WHAT THE TASK REQUIRES: The answer must consist of every line below that holds the word "value".

MATERIAL PROVIDED:
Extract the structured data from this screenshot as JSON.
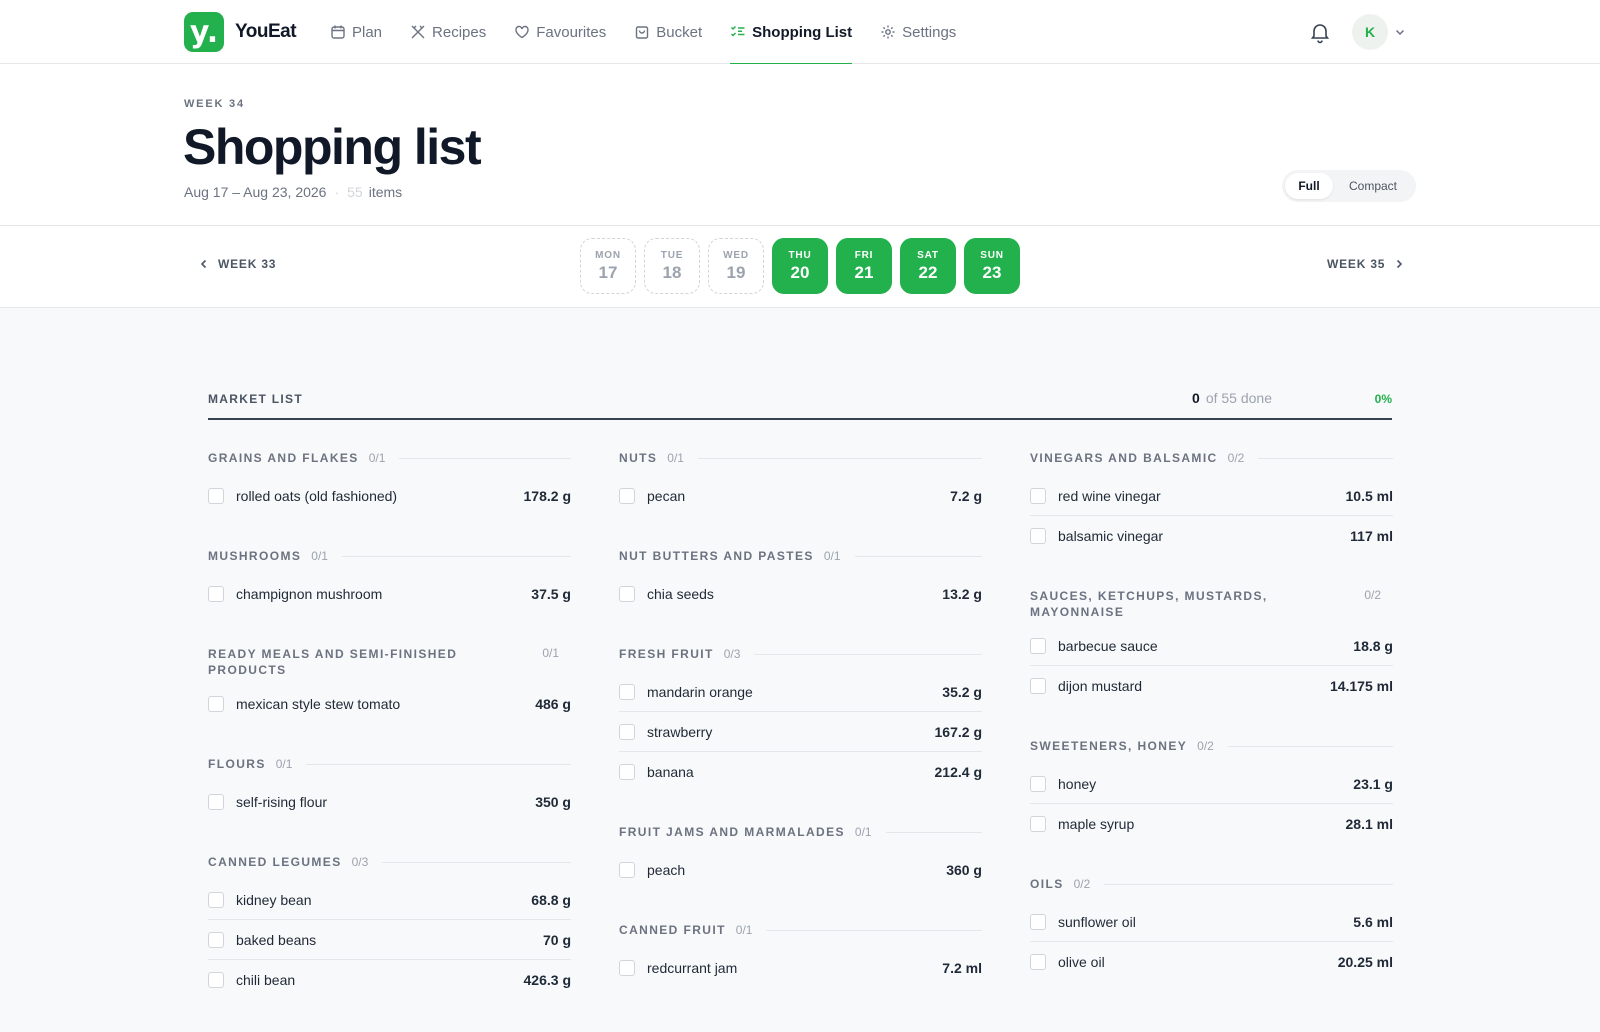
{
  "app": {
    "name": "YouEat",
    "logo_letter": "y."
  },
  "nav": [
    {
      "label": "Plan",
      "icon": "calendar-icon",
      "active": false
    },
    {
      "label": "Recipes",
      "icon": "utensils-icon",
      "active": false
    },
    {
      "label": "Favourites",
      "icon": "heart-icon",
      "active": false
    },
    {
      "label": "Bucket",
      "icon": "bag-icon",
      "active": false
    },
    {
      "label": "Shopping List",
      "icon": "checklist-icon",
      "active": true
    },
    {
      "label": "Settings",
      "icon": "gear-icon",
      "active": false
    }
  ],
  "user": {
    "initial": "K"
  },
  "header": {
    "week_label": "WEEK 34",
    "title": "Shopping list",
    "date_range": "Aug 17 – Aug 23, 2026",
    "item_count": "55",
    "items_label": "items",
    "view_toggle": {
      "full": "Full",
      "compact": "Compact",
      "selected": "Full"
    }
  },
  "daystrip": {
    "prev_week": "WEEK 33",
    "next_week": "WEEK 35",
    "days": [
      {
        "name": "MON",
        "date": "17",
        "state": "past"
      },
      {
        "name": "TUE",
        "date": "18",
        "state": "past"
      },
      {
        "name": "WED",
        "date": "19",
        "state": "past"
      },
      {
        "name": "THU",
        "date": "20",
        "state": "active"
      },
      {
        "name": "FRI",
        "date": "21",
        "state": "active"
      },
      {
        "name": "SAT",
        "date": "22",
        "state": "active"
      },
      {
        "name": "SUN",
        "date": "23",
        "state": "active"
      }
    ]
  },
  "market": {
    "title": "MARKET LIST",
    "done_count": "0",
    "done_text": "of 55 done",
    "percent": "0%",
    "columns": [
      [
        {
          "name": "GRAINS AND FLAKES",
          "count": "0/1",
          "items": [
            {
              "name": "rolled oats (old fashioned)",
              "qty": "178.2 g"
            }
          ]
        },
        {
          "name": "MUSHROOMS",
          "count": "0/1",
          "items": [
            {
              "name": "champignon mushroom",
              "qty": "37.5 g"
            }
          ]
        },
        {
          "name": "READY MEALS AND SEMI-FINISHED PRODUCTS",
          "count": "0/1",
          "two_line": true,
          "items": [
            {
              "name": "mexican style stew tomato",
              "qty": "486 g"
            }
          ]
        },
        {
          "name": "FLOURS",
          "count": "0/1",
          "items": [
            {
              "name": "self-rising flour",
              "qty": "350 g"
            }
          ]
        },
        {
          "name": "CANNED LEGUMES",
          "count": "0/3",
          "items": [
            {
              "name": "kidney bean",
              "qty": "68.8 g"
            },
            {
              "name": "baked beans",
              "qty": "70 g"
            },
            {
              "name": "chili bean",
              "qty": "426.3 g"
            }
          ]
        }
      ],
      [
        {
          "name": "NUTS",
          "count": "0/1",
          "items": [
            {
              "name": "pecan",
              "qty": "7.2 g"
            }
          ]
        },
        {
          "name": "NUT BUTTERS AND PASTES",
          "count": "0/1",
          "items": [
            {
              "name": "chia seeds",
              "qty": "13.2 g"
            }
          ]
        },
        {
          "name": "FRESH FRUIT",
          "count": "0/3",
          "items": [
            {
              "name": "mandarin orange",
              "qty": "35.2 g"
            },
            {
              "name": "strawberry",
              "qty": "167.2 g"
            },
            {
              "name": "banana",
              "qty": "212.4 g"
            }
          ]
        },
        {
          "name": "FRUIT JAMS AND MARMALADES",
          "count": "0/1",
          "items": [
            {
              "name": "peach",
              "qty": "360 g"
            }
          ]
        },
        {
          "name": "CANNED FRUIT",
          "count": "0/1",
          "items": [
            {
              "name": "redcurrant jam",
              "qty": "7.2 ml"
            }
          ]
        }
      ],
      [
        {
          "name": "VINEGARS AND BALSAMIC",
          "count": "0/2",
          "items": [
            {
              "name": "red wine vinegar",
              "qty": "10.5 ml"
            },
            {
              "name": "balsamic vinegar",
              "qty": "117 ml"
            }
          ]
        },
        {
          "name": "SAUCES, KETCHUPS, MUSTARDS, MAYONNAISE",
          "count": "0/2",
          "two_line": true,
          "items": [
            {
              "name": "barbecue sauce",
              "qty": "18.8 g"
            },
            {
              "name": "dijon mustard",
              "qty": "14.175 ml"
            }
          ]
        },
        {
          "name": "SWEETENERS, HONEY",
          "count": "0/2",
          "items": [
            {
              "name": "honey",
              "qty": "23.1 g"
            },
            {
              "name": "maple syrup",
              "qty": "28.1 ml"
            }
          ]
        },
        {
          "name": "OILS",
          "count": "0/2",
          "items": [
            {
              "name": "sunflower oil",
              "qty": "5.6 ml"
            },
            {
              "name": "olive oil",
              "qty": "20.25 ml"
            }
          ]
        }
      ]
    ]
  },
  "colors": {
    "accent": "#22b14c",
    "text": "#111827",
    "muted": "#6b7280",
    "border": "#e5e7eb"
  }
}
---
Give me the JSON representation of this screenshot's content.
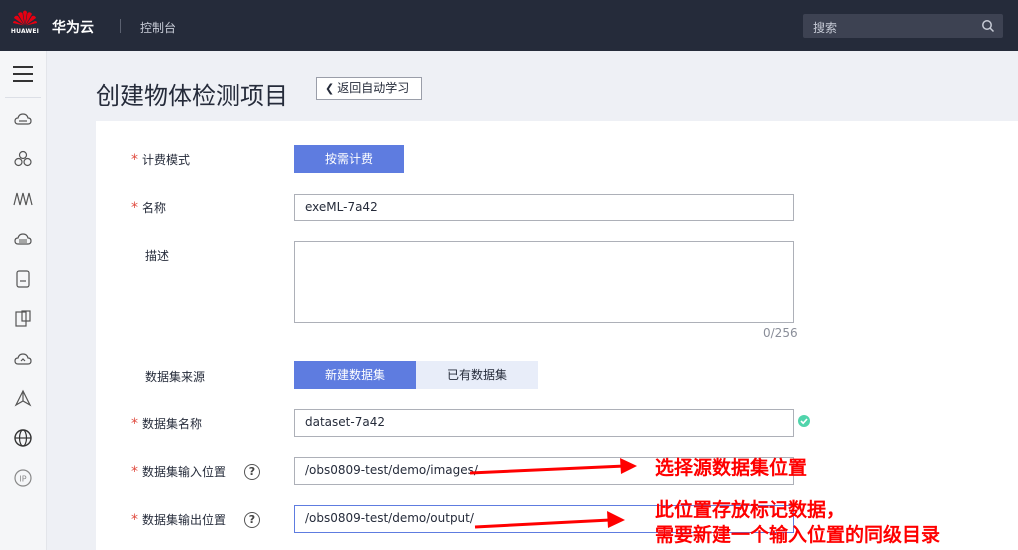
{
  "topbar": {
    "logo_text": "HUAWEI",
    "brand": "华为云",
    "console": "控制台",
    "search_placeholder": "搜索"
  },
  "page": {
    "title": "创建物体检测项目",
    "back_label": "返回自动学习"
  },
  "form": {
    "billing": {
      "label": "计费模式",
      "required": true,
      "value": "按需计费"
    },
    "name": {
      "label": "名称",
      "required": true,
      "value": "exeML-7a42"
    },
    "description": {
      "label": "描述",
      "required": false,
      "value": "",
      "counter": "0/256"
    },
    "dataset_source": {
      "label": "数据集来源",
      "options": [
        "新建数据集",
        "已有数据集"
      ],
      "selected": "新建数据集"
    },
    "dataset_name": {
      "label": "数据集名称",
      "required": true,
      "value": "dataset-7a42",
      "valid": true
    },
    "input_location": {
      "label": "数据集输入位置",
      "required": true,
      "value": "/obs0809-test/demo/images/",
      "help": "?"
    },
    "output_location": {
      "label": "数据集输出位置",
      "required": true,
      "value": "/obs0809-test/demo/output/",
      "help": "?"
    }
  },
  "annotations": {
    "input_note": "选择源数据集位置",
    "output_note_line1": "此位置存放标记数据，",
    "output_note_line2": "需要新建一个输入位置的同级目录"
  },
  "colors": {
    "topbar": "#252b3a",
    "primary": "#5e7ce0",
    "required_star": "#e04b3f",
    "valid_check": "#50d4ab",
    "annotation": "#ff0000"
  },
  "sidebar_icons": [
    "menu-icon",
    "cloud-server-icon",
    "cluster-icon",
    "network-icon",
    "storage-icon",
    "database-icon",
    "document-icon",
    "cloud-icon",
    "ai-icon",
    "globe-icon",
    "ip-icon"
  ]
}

RESPONSE BOX:
      "value": "按需计费"
      "value": "exeML-7a42"
      "value": "",
      "value": "dataset-7a42",
      "value": "/obs0809-test/demo/images/",
      "value": "/obs0809-test/demo/output/",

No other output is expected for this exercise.